The group of undecided voters dropped significantly from 13 percent to 4 percent, with most voters backing one of the candidates in the August poll. Besides President Trump, a few other candidates also saw an increase in votes.
Entrepreneur and political outsider Vivek Ramaswamy saw his voter share go up from 2 to 5 percent, former U.N. Ambassador Nikki Haley's numbers increased from 5 to 8 percent, former New Jersey Gov. Chris Christie increased from 0 to 3 percent, and former Vice President Mike Pence increased from 1 to 2 percent.
Indictment EffectWSJ also asked voters about the multiple indictments against President Trump, and found that most Republican voters viewed it in his favor: 78 percent said the president's actions after 2020 were "legitimate efforts to ensure an accurate vote," while 16 percent said the attempt to block Congress was illegal. Also, 16 percent said they were less likely to vote for President Trump because of the indictments, while 48 percent said they were more likely to vote for him because of the indictments.
When polling President Trump against President Joe Biden, the WSJ poll found them evenly tied, with 8 percent undecided. When third-party candidates were added to the hypothetical race, 40 percent chose President Trump and 39 percent chose President Biden.
Candidates' reactions to the indictments have also shifted their support rankings, WSJ found.
Mr. Pence's remarks and stance on the 2020 elections have separated him from Republican voters who support President Trump. In the WSJ poll in April, 54 percent of respondents viewed him favorably, whereas now 63 percent have an unfavorable view of him. Former New Jersey Gov. Chris Christie had the highest unfavorable opinion share, more than 70 percent.
Republican primary voters found President Trump even more electable after the mug shot event, and his skipping the first primary debate, according to the poll.
A majority, 62 percent, of the Republican primary voters surveyed said President Trump had the best chance of beating President Biden in the 2024 race, up almost 10 points from when the consulting firm ran a similar survey just a week before.
Meanwhile, support for Mr. DeSantis also dropped, with just 13 percent of voters saying he is most electable, matching a low from when Morning Consult began polling in April. Mr. Ramaswamy, who had been climbing in the polls as of late, also saw a dip, from 10 to 6 percent, after the viral mug shot, as more voters turned to President Trump.
Previous indictments likewise increased President Trump's numbers in the polls and fundraising, with supporters explaining that they saw the candidate's actions as a stand for justice.
'Never Surrender'Ahead of his surrender in Fulton County, Georgia, where he was charged with racketeering over contesting the state's 2020 election results, President Trump had written on social media that he would "proudly be arrested" for fighting for election integrity.

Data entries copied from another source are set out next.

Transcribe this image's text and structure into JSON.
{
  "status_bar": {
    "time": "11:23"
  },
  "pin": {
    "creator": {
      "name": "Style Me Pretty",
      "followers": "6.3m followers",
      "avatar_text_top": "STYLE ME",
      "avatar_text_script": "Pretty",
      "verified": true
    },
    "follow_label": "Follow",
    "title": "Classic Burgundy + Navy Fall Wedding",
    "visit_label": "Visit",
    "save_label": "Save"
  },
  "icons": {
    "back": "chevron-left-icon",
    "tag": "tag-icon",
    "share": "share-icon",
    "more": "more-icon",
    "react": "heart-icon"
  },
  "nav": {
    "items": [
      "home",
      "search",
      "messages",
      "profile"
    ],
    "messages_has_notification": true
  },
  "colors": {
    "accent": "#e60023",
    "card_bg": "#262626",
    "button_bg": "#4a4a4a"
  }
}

Separately, he told Fox News the process was "not a comfortable feeling—especially when you’ve done nothing wrong."
He said the jail staff had behaved "very nicely," but the event symbolized a "very sad day for our country."
"This is a weaponized Justice Department," he said.